# ASSIGNED TASK
An unchanged copy of each entry below is needed; keep the pictures out of it.

################

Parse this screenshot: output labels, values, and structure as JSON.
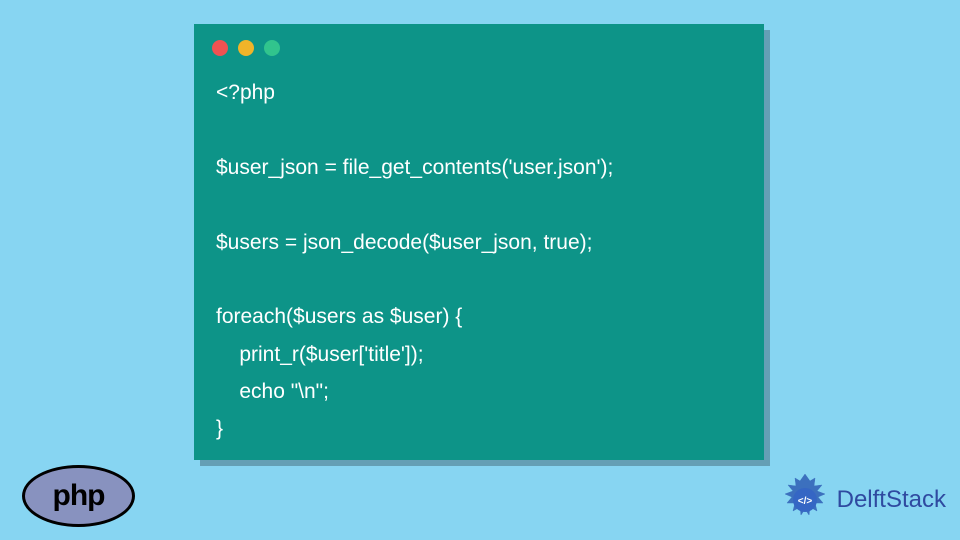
{
  "code": {
    "lines": [
      "<?php",
      "",
      "$user_json = file_get_contents('user.json');",
      "",
      "$users = json_decode($user_json, true);",
      "",
      "foreach($users as $user) {",
      "    print_r($user['title']);",
      "    echo \"\\n\";",
      "}"
    ]
  },
  "php_logo_text": "php",
  "delft_logo_text": "DelftStack"
}
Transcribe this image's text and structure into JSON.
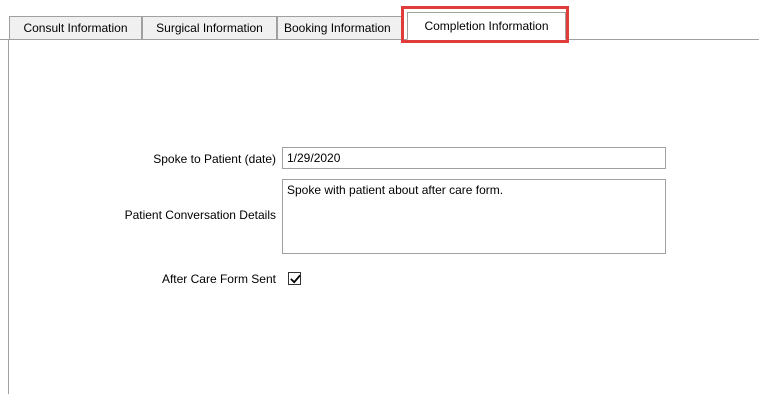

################

# FINISHED TASK
Parse this screenshot: output labels, values, and structure as JSON.
{
  "code": {
    "lines": [
      "<?php",
      "",
      "$user_json = file_get_contents('user.json');",
      "",
      "$users = json_decode($user_json, true);",
      "",
      "foreach($users as $user) {",
      "    print_r($user['title']);",
      "    echo \"\\n\";",
      "}"
    ]
  },
  "php_logo_text": "php",
  "delft_logo_text": "DelftStack"
}
Transcribe this image's text and structure into JSON.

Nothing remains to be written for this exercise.